■ **INSTRUCTIONS FOR THE TASK**: Lines with "fill": copy each one from the listing below.

■ **WORKING DATA**:
■ ■ ■

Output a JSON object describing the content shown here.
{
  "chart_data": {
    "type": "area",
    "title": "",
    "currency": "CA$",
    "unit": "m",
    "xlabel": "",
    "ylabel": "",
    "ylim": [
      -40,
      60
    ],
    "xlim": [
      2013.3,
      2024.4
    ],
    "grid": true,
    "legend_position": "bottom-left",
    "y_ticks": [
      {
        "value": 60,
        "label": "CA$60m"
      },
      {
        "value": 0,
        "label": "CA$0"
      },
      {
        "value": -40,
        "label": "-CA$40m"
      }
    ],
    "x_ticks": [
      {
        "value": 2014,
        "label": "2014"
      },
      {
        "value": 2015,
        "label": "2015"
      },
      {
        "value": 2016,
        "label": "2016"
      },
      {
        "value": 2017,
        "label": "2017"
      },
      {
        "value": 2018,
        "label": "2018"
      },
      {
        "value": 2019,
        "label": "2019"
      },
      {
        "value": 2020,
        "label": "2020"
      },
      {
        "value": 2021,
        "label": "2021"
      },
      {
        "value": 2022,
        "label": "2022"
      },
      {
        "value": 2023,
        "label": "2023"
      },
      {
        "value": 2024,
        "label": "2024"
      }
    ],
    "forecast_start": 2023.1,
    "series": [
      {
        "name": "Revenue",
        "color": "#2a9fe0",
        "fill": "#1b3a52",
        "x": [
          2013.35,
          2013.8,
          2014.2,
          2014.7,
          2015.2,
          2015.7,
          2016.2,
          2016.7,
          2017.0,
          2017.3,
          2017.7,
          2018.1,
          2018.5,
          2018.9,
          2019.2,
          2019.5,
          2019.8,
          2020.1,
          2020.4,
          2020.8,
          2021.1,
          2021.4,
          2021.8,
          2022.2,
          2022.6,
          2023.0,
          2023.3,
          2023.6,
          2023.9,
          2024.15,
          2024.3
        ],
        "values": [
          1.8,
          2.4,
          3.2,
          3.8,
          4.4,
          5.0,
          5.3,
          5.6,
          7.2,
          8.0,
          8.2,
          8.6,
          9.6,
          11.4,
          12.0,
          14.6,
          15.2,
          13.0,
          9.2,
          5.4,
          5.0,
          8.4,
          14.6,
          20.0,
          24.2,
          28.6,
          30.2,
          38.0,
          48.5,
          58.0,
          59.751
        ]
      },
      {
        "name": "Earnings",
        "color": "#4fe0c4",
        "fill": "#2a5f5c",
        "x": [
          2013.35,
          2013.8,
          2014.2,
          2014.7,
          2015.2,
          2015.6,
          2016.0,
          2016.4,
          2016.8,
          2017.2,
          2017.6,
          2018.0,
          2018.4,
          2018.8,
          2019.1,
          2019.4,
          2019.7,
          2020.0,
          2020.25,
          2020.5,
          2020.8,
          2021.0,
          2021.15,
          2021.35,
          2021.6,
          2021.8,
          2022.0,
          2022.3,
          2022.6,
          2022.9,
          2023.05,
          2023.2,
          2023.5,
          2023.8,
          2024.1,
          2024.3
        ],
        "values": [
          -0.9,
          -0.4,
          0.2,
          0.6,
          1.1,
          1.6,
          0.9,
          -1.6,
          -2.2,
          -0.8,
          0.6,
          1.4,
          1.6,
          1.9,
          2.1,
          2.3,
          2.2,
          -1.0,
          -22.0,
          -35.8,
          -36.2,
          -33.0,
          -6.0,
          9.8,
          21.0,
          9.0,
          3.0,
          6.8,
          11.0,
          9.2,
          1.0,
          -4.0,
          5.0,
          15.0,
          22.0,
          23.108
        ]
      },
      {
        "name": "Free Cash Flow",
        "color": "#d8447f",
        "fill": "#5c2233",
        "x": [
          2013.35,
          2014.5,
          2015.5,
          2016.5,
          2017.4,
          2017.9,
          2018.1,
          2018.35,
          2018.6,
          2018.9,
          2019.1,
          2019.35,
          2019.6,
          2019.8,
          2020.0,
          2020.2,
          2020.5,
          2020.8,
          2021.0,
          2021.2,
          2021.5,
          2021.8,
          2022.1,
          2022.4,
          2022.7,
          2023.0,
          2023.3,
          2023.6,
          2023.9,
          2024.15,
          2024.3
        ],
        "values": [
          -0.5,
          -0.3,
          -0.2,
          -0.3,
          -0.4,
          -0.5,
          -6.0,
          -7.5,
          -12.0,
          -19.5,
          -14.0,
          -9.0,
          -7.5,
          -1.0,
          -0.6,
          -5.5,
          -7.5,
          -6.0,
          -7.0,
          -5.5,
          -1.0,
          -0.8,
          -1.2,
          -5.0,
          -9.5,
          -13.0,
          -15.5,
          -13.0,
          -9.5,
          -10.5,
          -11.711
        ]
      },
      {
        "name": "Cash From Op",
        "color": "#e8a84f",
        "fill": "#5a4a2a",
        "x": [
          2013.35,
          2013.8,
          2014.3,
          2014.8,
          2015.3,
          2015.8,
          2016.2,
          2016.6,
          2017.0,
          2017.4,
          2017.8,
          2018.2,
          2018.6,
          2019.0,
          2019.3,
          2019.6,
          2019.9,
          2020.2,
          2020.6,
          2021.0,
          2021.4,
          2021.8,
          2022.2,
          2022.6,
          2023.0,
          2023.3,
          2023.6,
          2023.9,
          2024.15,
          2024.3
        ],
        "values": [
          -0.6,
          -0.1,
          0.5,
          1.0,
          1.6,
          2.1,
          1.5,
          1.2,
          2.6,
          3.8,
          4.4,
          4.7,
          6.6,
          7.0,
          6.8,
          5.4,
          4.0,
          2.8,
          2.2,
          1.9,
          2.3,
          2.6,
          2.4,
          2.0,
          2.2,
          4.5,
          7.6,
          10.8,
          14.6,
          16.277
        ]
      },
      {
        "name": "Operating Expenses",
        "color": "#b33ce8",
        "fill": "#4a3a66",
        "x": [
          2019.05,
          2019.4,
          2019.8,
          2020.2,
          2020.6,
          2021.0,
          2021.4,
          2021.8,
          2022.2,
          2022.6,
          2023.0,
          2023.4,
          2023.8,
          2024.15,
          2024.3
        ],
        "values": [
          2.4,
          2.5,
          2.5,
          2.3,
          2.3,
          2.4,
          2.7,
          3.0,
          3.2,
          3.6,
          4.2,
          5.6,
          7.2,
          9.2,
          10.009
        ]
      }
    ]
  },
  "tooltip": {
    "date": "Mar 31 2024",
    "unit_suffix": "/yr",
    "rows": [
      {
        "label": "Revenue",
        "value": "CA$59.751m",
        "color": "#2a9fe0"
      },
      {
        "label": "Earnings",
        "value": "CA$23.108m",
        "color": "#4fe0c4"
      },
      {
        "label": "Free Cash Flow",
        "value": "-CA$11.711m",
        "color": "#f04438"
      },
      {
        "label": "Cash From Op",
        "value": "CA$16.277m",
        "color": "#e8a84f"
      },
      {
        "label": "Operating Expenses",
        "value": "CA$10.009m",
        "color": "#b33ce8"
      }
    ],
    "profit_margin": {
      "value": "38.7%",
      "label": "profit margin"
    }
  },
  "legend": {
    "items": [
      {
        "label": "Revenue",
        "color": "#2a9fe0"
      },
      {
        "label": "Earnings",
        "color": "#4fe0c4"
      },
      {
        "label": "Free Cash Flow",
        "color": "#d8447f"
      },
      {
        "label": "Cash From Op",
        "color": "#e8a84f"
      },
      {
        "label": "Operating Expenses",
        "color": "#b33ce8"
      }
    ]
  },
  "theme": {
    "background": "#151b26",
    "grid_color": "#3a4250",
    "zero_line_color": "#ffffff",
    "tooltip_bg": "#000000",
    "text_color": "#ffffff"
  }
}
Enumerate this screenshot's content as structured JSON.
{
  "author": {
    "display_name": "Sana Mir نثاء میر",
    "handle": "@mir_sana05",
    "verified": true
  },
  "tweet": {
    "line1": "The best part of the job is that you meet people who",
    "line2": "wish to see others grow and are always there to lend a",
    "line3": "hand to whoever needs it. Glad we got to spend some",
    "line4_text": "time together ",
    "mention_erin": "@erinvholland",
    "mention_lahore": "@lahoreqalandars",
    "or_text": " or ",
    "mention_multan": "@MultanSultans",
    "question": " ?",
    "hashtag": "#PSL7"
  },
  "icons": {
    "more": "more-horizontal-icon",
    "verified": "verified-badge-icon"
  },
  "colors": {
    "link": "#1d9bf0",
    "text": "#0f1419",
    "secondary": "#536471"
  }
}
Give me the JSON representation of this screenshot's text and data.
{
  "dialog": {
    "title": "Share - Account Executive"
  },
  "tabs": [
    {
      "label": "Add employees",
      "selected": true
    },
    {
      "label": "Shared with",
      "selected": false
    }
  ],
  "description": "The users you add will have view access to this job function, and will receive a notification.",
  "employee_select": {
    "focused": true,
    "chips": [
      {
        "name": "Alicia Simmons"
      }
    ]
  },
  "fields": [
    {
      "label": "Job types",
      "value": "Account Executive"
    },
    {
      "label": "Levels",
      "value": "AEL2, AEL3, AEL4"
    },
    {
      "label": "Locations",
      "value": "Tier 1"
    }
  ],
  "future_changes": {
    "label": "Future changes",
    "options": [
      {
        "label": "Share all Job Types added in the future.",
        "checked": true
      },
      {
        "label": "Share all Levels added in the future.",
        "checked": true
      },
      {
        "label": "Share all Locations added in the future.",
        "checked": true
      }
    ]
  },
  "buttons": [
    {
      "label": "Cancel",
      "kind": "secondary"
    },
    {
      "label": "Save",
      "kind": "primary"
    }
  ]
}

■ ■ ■

■ **EXERCISE OUTPUT**:
        "fill": "#1b3a52",
        "fill": "#2a5f5c",
        "fill": "#5c2233",
        "fill": "#5a4a2a",
        "fill": "#4a3a66",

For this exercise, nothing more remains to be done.